Entries shown:

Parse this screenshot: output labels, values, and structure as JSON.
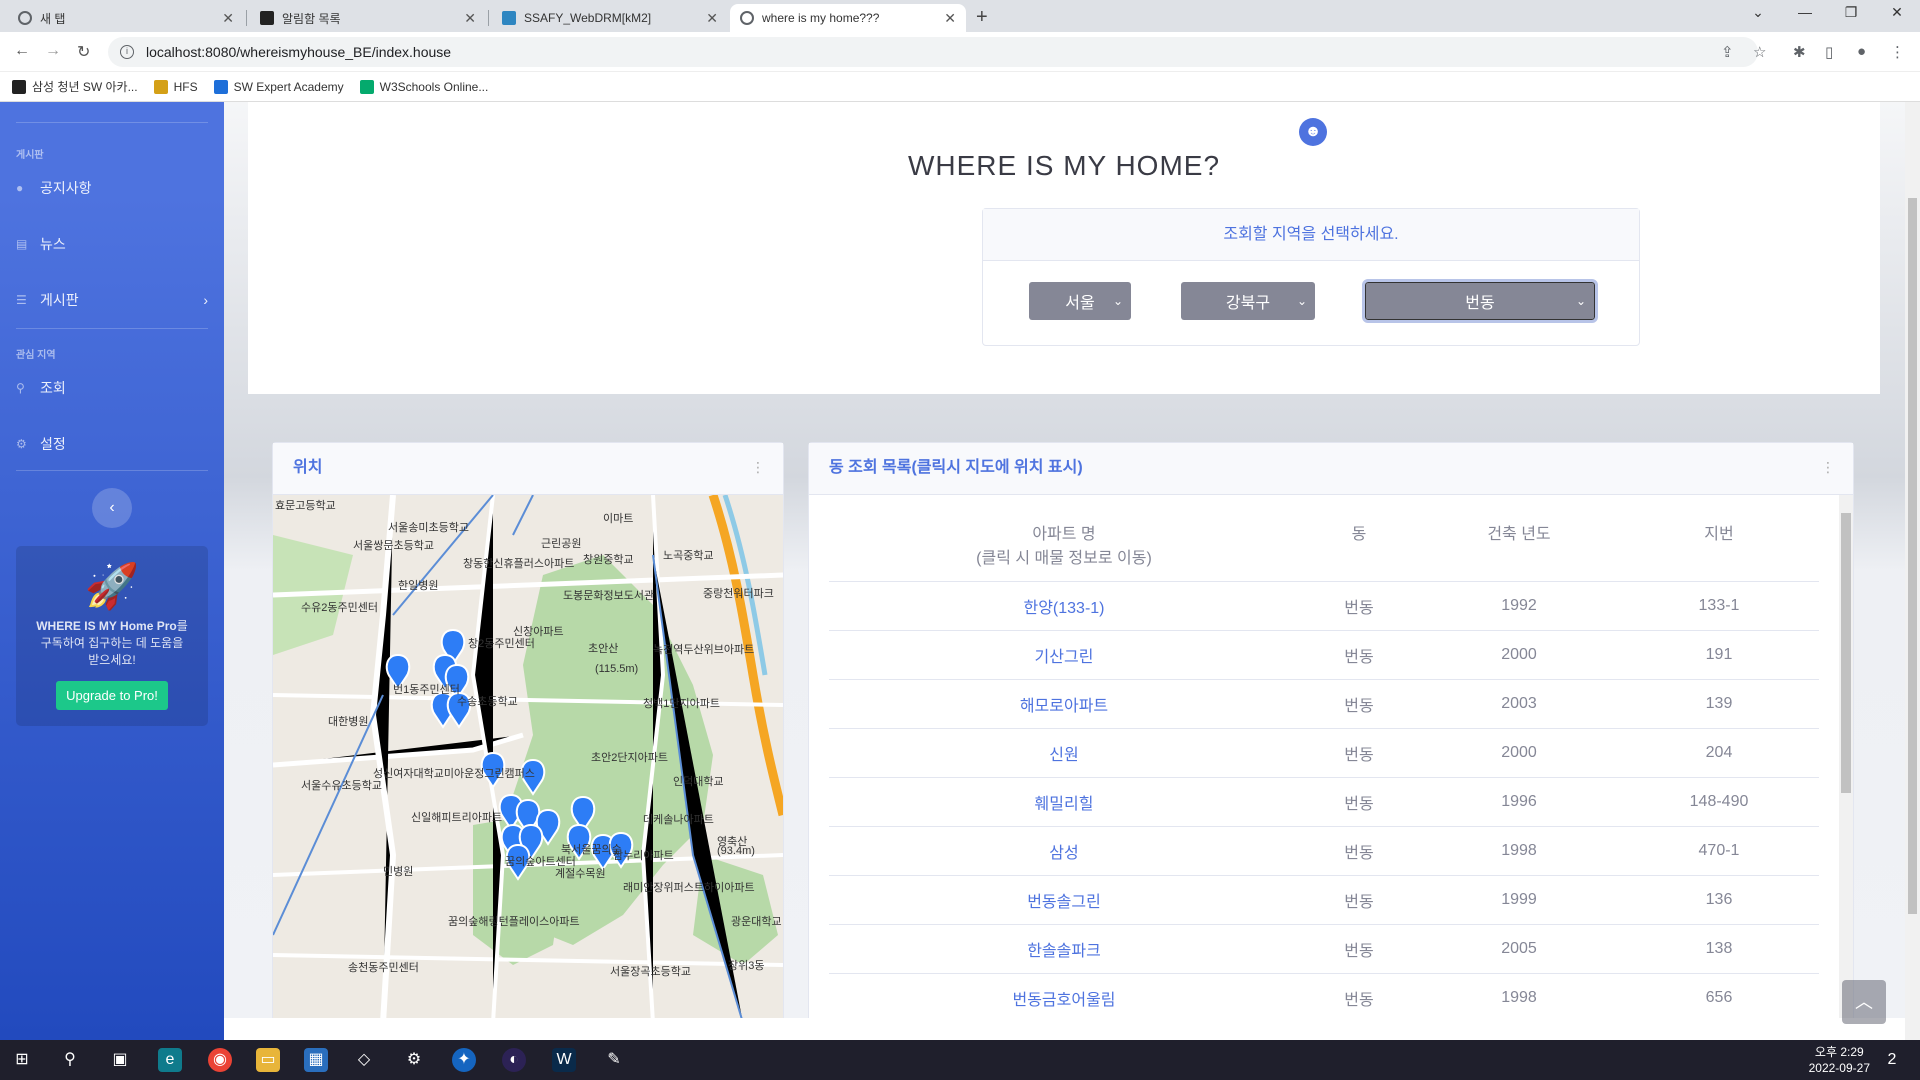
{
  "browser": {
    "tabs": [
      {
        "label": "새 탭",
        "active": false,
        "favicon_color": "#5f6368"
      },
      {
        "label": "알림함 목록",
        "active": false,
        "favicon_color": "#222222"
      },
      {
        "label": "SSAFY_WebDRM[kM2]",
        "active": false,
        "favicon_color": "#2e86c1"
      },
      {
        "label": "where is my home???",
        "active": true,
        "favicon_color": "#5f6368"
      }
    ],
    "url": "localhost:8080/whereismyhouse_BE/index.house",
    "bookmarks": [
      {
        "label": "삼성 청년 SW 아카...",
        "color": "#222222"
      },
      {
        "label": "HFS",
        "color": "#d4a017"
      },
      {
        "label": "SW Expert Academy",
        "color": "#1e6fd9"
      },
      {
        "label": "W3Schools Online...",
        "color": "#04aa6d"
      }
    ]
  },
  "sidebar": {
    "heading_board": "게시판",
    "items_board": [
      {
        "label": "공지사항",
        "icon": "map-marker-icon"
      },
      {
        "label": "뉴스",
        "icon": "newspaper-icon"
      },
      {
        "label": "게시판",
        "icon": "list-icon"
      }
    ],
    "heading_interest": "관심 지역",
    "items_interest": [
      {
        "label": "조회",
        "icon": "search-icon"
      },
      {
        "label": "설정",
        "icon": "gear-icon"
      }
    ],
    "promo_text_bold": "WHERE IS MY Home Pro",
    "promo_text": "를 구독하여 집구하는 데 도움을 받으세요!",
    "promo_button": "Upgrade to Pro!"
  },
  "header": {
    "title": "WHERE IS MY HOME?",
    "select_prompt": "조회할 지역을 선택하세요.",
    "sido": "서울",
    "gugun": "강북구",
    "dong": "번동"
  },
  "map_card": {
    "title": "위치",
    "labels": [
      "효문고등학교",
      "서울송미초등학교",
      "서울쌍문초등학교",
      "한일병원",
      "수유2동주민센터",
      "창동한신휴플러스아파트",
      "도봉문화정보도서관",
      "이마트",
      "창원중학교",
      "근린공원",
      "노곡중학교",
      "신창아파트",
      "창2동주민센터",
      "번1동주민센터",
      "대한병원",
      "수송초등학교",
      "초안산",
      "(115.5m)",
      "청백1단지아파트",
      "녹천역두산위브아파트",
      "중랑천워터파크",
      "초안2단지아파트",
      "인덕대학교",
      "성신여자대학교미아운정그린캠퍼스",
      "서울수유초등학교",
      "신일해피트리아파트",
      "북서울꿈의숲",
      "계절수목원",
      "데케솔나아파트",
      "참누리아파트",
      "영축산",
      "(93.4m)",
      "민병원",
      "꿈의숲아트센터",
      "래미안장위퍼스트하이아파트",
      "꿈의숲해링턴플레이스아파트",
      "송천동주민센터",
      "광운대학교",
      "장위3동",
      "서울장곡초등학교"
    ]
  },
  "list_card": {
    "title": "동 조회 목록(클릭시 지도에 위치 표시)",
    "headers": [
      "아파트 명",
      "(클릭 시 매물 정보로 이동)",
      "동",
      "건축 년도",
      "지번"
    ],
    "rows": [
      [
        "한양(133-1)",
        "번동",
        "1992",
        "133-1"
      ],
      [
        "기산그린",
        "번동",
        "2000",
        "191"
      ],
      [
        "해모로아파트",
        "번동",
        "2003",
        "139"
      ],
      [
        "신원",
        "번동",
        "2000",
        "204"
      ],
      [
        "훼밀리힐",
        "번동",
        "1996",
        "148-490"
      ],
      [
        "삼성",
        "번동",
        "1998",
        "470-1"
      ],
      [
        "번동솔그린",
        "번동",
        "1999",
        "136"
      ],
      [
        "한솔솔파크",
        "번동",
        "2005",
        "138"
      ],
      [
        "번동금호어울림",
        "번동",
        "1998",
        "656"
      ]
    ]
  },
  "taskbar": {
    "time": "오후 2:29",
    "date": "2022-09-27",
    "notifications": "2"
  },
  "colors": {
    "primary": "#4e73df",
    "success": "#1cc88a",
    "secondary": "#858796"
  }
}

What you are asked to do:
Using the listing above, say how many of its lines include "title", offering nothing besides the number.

Output below:
3